1.Why does Greystock include the engineering costs of £500,000 in his analysis?
In this case, the engineering costs are sunk costs that have been paid and cannot be recovered. According to the principle that sunk costs should not be included in incremental earnings, it is not reasonable for Greystock to include the engineering costs of £500,000 in his analysis.
2. Is Greystock right in not including a charge for the increased use of rolling stock in his analysis? Why?
Greystock should include the charge for increased use of rolling stock in his analysis. Essentially, the Transport Division and Immediate Chemical Group belong to the same company. In order to support the project of Merseyside, the Transport Division has to purchase new rolling stock two years earlier. Hence the charge for rolling stock should be considered as a part of opportunity cost that has indirect impact on the company’s earnings. Based on the principle that all effects should be included in incremental earnings forecast, the £2 million investment should be added into the analysis.
3. Is Greystock right in stating, “a cannibalisation charge is rubbish”? Why?
Cannibalisation refers to a reduction in sales of existing products as a result of a new project carried out by the same producer. Thus cannibalisation charge should be seen as a substantial portion of externalities, which affect earnings indirectly.
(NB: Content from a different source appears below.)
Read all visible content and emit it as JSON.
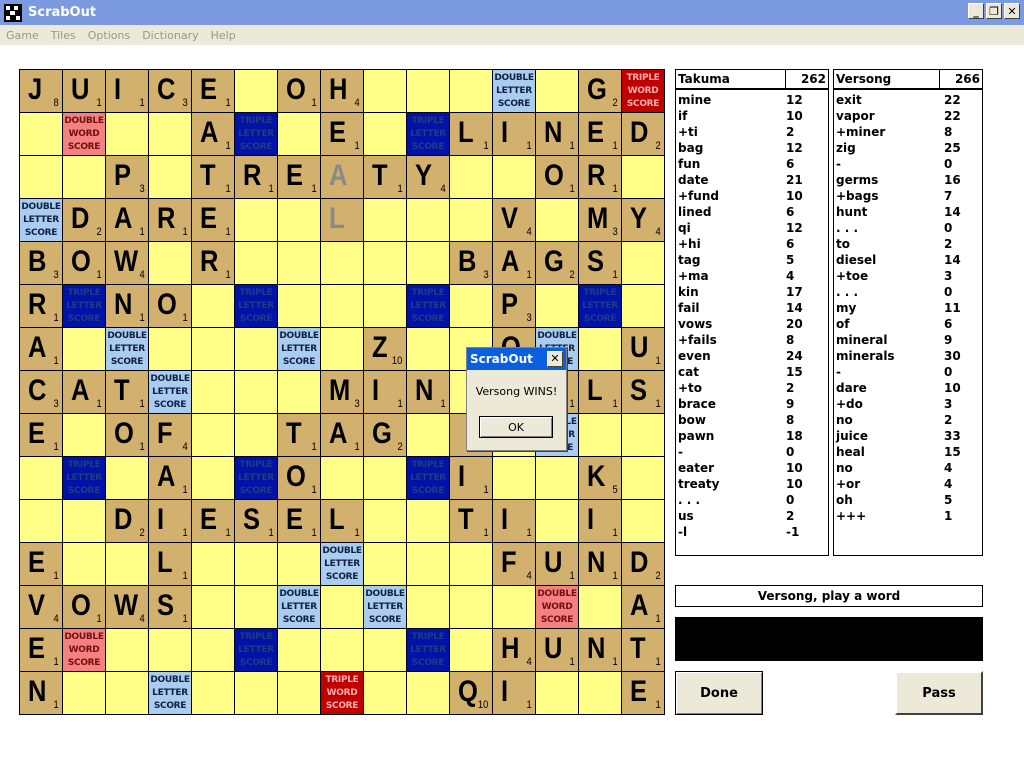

Since all direct and indirect effects on earnings have to be included…